We must first determine whether the remarks were proper. In State v. Lopez, 359 N.J. Super. 222, 238 (App. Div. 2003), certif. denied, granted sub nom, State v. Garcia, 177 N.J. 576, appeal dismissed per stipulation, 178 N.J. 372 (2003), the prosecutor made the following remarks intended to question a defendant's credibility:
She lied about the Lactose. How is she not going to know this is in her drawer? Take a look at this. You'll see it, you'll take it back there. How do you not know this old, dirty bottle is in your drawer of stuff? I challenge every woman. I know every single thing in my toiletry drawer. And if it's taking up too much room, it's going right in the garbage. (Emphasis added).
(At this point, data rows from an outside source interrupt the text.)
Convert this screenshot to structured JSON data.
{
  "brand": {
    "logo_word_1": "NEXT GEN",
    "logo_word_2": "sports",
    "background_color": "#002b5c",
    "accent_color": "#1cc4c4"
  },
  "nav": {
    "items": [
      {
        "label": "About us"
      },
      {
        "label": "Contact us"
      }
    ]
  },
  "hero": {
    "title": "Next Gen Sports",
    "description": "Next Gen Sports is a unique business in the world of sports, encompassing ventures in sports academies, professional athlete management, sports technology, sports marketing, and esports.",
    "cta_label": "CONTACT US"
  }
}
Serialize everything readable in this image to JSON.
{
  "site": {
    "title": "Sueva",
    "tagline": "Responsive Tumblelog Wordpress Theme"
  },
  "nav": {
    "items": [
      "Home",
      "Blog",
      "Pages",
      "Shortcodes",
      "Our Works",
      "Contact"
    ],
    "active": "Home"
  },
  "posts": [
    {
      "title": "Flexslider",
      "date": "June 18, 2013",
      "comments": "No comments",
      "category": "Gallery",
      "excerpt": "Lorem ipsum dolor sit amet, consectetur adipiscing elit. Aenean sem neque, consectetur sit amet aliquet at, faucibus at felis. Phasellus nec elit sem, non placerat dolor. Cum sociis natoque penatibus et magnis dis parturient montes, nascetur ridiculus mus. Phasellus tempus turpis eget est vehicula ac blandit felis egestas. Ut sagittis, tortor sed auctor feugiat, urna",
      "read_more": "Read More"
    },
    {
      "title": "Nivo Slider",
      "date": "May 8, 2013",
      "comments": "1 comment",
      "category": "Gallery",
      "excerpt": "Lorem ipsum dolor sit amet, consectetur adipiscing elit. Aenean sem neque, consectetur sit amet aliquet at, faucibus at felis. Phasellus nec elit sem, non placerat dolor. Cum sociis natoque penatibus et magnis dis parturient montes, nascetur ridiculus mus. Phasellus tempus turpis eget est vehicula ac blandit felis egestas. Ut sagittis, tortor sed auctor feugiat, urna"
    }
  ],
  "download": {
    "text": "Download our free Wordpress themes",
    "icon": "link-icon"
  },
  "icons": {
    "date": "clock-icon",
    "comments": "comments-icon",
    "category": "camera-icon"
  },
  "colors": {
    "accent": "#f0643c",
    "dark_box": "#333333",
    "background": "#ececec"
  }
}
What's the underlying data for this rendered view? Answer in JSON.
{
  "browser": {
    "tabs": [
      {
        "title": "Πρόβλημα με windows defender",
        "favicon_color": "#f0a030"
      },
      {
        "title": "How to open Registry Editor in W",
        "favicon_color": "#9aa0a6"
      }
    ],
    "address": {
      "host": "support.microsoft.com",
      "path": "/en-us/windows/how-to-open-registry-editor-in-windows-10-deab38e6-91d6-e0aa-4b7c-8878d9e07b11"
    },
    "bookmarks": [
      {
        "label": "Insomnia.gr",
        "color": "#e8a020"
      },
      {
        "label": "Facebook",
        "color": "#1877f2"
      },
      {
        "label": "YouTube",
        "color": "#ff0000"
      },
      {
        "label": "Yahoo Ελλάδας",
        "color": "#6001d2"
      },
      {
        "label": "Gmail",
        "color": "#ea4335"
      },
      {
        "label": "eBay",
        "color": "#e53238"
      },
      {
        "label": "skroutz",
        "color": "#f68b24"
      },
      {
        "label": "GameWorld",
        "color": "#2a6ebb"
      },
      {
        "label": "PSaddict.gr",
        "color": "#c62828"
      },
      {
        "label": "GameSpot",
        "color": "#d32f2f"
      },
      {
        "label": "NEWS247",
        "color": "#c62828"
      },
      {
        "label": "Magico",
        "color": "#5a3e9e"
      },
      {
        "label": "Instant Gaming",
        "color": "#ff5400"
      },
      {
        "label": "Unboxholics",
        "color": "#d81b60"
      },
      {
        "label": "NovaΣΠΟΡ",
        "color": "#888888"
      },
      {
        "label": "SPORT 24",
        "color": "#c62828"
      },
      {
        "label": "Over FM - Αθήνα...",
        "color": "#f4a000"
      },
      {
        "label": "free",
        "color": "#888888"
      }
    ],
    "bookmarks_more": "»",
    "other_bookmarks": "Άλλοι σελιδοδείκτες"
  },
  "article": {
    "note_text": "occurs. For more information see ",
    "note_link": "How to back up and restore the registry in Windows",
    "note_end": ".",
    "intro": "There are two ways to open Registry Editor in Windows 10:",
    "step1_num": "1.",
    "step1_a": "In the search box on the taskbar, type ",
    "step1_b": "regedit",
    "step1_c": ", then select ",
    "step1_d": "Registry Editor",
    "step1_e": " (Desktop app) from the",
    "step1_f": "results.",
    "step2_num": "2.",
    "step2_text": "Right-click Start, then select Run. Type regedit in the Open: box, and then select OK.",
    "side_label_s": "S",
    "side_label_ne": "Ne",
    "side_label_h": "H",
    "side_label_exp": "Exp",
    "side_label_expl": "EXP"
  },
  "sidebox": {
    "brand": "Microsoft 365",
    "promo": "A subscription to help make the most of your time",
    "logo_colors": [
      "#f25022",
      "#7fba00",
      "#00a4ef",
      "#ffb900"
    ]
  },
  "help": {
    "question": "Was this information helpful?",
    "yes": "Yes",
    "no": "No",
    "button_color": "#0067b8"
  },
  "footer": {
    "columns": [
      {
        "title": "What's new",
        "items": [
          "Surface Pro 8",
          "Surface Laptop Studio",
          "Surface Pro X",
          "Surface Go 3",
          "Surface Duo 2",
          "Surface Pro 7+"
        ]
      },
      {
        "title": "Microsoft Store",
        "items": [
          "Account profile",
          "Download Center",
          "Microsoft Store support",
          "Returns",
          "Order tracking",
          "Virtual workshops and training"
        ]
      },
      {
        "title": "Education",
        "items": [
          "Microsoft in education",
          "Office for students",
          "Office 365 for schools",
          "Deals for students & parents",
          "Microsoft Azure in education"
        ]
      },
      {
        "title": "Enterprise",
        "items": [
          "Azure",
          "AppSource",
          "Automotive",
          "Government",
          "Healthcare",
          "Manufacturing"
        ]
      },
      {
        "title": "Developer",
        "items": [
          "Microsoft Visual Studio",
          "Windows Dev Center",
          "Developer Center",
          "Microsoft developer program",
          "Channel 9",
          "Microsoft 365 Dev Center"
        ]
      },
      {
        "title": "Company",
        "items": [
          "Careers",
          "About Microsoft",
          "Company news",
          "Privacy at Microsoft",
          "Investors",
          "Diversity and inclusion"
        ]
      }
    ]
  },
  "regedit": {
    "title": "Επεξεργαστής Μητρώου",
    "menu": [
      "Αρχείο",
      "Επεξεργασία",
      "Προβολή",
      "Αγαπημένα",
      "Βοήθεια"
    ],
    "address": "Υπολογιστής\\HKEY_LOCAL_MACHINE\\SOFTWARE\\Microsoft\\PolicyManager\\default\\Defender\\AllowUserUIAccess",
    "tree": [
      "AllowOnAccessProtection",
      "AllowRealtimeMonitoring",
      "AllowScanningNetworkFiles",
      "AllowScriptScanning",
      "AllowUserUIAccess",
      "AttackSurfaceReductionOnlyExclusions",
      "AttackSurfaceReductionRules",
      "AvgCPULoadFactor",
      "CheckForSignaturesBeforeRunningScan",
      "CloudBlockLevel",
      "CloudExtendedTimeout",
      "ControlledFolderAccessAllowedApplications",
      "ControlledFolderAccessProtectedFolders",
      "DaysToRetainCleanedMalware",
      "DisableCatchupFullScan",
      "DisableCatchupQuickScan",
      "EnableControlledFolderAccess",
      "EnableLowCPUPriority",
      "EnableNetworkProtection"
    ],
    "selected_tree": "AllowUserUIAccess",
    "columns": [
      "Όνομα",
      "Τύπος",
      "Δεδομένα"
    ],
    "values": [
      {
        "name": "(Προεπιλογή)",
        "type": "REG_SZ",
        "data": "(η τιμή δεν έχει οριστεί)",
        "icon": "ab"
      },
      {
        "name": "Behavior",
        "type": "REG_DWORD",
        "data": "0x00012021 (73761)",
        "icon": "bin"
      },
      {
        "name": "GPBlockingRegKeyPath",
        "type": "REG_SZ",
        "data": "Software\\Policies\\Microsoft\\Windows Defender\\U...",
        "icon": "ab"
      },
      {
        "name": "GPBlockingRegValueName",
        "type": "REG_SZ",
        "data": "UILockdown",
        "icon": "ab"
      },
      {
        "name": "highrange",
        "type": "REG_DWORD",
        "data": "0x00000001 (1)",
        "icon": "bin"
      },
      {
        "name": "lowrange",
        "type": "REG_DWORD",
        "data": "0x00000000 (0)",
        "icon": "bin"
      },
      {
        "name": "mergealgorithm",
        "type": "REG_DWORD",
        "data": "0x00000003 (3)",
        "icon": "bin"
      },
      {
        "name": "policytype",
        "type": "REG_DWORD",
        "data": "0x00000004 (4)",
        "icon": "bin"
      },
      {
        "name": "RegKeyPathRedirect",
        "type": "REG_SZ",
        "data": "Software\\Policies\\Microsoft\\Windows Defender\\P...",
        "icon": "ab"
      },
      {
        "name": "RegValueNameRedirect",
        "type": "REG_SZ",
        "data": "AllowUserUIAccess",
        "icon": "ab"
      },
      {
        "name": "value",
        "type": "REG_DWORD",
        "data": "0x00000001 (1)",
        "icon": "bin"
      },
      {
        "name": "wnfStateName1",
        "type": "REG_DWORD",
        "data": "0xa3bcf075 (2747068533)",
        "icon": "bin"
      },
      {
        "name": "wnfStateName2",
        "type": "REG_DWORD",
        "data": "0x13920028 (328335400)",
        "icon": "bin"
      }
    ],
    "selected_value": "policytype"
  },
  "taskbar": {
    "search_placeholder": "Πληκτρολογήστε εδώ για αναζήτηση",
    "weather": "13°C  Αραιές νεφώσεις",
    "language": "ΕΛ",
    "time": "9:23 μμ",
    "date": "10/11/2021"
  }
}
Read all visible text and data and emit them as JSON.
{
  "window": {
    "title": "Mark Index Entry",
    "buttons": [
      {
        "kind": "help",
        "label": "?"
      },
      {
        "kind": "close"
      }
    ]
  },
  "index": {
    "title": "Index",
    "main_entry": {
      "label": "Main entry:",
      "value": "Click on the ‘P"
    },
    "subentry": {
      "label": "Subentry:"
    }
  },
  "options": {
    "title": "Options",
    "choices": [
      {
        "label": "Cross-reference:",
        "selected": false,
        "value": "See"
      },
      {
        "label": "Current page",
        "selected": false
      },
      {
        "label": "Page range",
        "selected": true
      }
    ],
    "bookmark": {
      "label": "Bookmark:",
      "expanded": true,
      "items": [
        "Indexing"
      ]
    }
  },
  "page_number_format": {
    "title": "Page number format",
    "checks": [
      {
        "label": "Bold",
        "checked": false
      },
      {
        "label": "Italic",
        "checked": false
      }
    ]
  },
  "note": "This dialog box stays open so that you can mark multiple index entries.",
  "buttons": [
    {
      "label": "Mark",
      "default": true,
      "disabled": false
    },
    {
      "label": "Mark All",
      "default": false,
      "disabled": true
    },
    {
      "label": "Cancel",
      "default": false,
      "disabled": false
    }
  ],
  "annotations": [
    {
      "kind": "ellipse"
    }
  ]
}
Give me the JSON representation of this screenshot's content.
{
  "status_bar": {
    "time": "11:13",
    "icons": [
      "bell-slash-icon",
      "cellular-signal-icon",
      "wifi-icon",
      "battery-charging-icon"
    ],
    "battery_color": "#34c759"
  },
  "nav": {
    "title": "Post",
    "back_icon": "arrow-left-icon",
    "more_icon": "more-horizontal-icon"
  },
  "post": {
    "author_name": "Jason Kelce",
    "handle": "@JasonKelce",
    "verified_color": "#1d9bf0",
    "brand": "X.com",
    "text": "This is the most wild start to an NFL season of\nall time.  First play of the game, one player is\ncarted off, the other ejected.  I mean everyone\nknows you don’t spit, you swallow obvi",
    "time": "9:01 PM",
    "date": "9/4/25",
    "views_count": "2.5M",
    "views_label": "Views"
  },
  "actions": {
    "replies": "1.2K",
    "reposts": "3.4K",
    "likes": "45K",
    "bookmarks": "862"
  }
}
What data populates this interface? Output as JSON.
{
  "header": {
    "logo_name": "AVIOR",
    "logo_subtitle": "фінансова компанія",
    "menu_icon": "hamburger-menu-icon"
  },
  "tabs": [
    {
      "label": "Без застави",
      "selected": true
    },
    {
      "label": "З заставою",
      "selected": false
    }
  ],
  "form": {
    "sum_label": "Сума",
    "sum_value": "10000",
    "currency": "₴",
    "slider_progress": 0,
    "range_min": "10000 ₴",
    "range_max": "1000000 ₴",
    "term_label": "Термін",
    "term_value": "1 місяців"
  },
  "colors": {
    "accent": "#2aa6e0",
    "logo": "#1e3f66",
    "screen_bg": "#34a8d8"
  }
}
Although not finding that these statements rose to the level warranting reversal of defendant's conviction, we nevertheless admonish the prosecutor that the comments suggesting that, as a woman, Lopez should have known the contents of her dresser drawer because, "I know every single thing in my toiletry drawer," were improper because it appealed to the jury based on stereotypic notions of gender behavior. It also improperly introduced the prosecutor's personal habits as a standard for assessing Lopez' credibility. [Id. at 240.]
Here, the prosecutor's remarks attacking defendant's credibility based on her personal experiences reflect the same problems we criticized in Lopez. As in Lopez, although these comments were not so egregious as to deny defendant of his right to a fair trial, "[w]e do expect, however, that they will not be repeated in any future trial of this or any other case." Ibid.
Finally, the arguments raised in Points VI and VII are clearly without merit and do not warrant discussion in a written opinion. R. 2:11-3(e)(2).
© 1992-2008 VersusLaw Inc.